What Am I Willing To Do To Reach Physical Health?

Creating a healthy relationship with physical activity can be just as challenging as with diet and eating habits. If you see yourself developing obsessive behaviors all in the name of health, you may actually be doing more harm than good. The extreme desire for physical perfection has even led some to permanently change their appearance through body modification, and facial reconstructive plastic surgeries.

Tip: Accountability can be helpful, especially for those who tend to be perfectionists, or who have struggled with an unhealthy relationship with diet or exercise in the past. Sometimes, the best way to avoid developing (or returning to) unhealthy behaviors is asking someone to help keep you on the right track mentally, physically, and emotionally. Instead of just an images with motivational phrases, this would be a person you can trust to encourage you with the context of your personality and goals in mind. Whether it’s a friend, family member or medical professional, this person can help you keep the right perspective.


How Do I Respond When I Fall Short of My Goals?

Some “fitspiration” images can present an inappropriate message for the context or mindset a viewer is in at moment it’s received. Meaning, an image of a fitness model with the words, “You’re either a fighter, or a quitter. The choice is yours,” might make someone who just bailed on their workout feel like they’re a “quitter” and a “failure”. Following moments of weakness, do you punish yourself by not eating another meal until you’re back in a caloric deficit, or vow to sweat out every last empty calorie you ate? Extreme self-loathing can cause individuals to turn to disordered eating behavior to atone for perceptions of failure, while others are so discouraged, they stop trying to achieve a healthier lifestyle altogether. If images you post for motivation evoke self-depreciating emotions, to which you have a self-destructive response, you may want to rethink how helpful “fitspiration” is for you.

Tip: Falling below personal standards, in pursuit of health or beauty, never constitutes self-inflicted punishment of any kind. If you are someone who goes to extreme measures to relieve feelings of guilt, it’s best to talk to a professional. Remember, life circumstances don’t always allow for strict diet and workout regimes to be upheld. Keep in mind, missing a workout will not derail all your efforts.

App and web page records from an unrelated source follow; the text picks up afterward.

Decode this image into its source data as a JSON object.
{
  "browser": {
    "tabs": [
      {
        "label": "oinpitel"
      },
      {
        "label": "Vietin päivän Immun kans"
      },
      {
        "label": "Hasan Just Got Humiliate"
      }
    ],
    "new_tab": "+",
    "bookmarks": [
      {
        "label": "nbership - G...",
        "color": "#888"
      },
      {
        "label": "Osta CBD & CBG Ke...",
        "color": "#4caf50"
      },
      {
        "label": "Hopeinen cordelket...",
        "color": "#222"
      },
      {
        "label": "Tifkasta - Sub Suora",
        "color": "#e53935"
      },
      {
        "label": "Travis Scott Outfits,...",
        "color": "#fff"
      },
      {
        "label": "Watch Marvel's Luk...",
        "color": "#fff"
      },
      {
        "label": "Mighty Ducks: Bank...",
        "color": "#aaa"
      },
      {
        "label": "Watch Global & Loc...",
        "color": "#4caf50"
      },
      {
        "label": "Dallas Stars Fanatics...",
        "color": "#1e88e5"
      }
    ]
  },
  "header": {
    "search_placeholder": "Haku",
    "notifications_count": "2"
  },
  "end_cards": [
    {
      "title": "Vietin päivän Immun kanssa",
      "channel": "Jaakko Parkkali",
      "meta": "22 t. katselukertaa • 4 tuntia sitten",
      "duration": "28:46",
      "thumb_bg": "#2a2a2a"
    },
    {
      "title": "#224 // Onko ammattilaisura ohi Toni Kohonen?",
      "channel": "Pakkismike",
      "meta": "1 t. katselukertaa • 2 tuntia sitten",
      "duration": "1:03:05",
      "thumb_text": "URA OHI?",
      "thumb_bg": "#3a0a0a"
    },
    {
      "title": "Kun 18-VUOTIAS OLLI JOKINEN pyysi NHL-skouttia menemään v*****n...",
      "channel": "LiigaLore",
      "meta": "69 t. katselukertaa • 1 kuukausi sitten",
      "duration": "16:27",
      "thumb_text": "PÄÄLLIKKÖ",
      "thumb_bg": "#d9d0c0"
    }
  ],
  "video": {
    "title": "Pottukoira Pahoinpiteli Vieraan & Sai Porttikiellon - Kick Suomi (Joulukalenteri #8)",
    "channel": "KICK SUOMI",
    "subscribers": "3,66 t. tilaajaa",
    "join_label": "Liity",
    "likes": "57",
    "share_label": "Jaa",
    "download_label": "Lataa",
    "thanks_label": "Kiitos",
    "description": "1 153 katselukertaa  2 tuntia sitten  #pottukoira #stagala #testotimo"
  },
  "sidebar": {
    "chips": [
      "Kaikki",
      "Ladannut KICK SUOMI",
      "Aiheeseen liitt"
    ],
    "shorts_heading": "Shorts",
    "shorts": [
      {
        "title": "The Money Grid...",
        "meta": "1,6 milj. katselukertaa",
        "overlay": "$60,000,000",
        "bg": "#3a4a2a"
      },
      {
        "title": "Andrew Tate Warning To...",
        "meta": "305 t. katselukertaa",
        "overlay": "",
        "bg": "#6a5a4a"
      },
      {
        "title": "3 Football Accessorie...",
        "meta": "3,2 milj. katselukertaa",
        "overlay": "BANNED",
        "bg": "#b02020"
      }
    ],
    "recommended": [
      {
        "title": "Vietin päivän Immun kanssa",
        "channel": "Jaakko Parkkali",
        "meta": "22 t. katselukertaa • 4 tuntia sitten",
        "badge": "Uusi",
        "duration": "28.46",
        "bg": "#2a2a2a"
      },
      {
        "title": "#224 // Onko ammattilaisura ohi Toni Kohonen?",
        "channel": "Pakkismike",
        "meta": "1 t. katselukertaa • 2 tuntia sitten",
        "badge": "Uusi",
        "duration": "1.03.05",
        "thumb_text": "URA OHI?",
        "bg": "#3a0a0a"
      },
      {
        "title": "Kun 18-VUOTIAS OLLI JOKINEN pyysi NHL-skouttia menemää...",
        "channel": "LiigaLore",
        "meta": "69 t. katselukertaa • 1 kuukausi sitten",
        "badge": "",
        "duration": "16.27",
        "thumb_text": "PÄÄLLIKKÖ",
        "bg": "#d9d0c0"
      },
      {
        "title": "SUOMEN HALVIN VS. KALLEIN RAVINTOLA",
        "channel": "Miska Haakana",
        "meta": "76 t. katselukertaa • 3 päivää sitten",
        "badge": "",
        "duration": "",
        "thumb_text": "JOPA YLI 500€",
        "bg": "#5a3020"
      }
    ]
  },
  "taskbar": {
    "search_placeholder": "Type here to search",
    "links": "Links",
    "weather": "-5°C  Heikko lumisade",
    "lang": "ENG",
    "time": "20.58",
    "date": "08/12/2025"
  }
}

It’s not wrong to take care of our bodies in the ways which helps us be the best we can be. It’s just not healthy when we start conforming to what pop-culture decides what “the best” is for us. Thoughts, feelings and behaviors related to managing food and weight can begin to interfere with our everyday activities. Focusing too much attention on our bodies and our eating can quickly lead to missed opportunities in other parts of our lives. Our personal and professional lives, as well as our overall well-being, can be drastically affected. If you or someone you care about is struggling with a negative body image, or is exhibiting dangerous behaviors in eating or exercise, there are people who can help.